Look for critical clues about personal safety, starting with the “signal word” on the front of the label: caution, warning or danger (the most toxic). Signal words, required by the E.P.A. on registered pesticides, describe the product’s acute toxicity, its short-term hazard if absorbed through the skin, ingested, inhaled or contacting the eyes.
Next, read the precautionary label statements, and also what to wear when using the product. To prevent injury with the 20 and 30 percent horticultural vinegars, which have a danger rating, the best practice in personal protective equipment calls for fully covering skin with long sleeves and pants, as well as socks and shoes. Wear goggles or a face shield to protect eyes; a face mask, like an N95; and waterproof gloves. After spraying, rinse the outside of gloves before removing them, then carefully remove other gear and launder it.

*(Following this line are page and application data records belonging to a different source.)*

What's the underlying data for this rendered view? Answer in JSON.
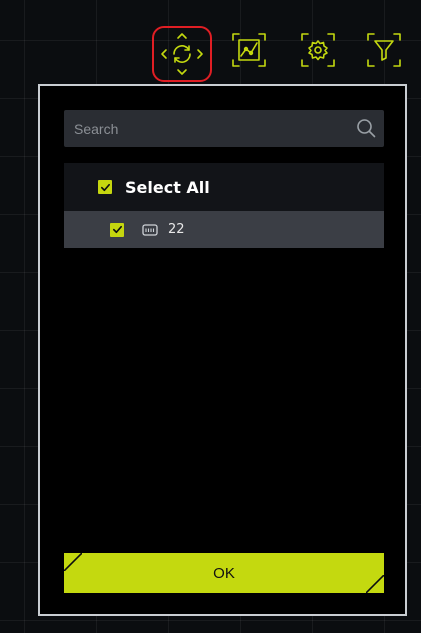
{
  "toolbar": {
    "buttons": [
      {
        "icon": "refresh-icon",
        "highlighted": true,
        "highlight_color": "#e01e24"
      },
      {
        "icon": "chart-icon"
      },
      {
        "icon": "settings-icon"
      },
      {
        "icon": "filter-icon"
      }
    ],
    "accent_color": "#c4d90f"
  },
  "panel": {
    "search": {
      "placeholder": "Search",
      "value": ""
    },
    "select_all": {
      "label": "Select All",
      "checked": true
    },
    "items": [
      {
        "label": "22",
        "checked": true,
        "icon": "device-icon"
      }
    ],
    "ok_label": "OK"
  }
}
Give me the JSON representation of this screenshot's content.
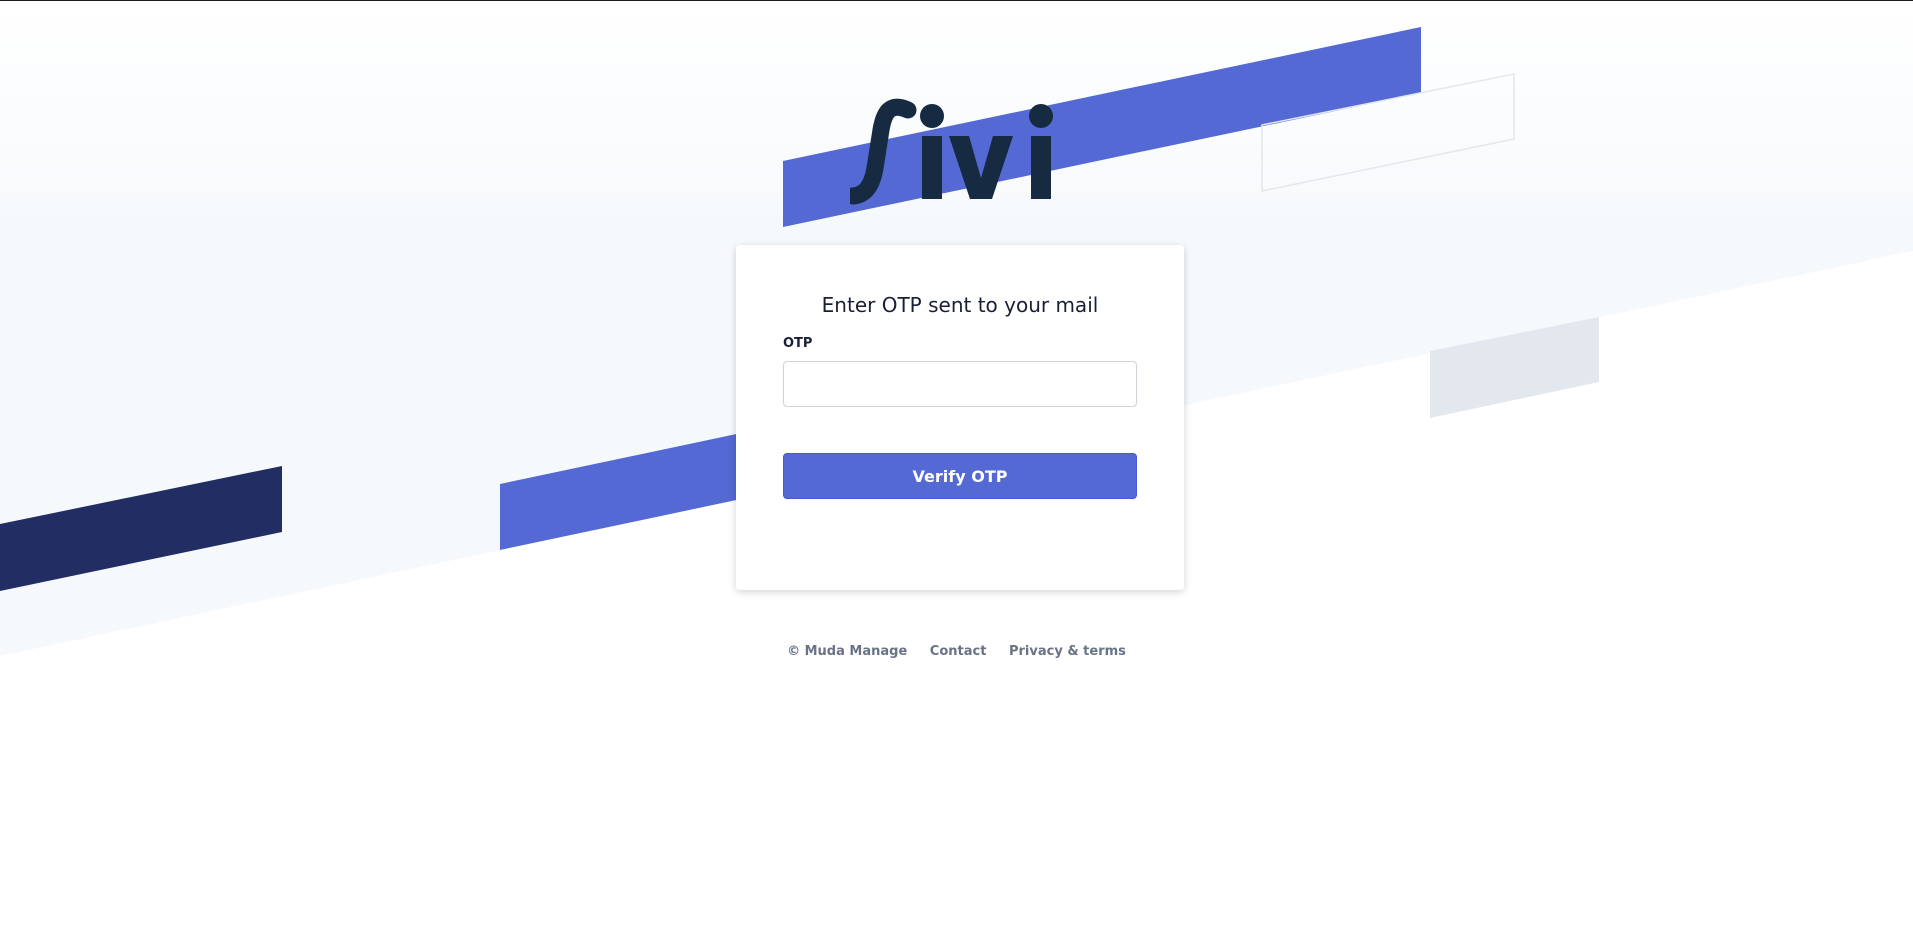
{
  "brand": {
    "logo_text": "sivi"
  },
  "colors": {
    "accent": "#5469d4",
    "navy": "#212d63",
    "logo_dark": "#162b41",
    "text_muted": "#697386"
  },
  "otp_form": {
    "title": "Enter OTP sent to your mail",
    "otp_label": "OTP",
    "otp_value": "",
    "otp_placeholder": "",
    "submit_label": "Verify OTP"
  },
  "footer": {
    "copyright": "© Muda Manage",
    "contact_label": "Contact",
    "privacy_label": "Privacy & terms"
  }
}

This, especially, is the part that makes the Montana weed scientists and me uneasy, imagining gardeners in shorts and T-shirts, with maybe sunglasses on at best, having at the pigweed seedlings between the pavers.
“There are lots of different ways to manage weeds. Whatever you do, do it fully informed,” Dr. Mangold said. “If you don’t know, first ask for help.”
The nationwide cooperative extension system is there to answer questions, she reminds us, if only we ask — rather than go all “ready, shoot, aim” before we do.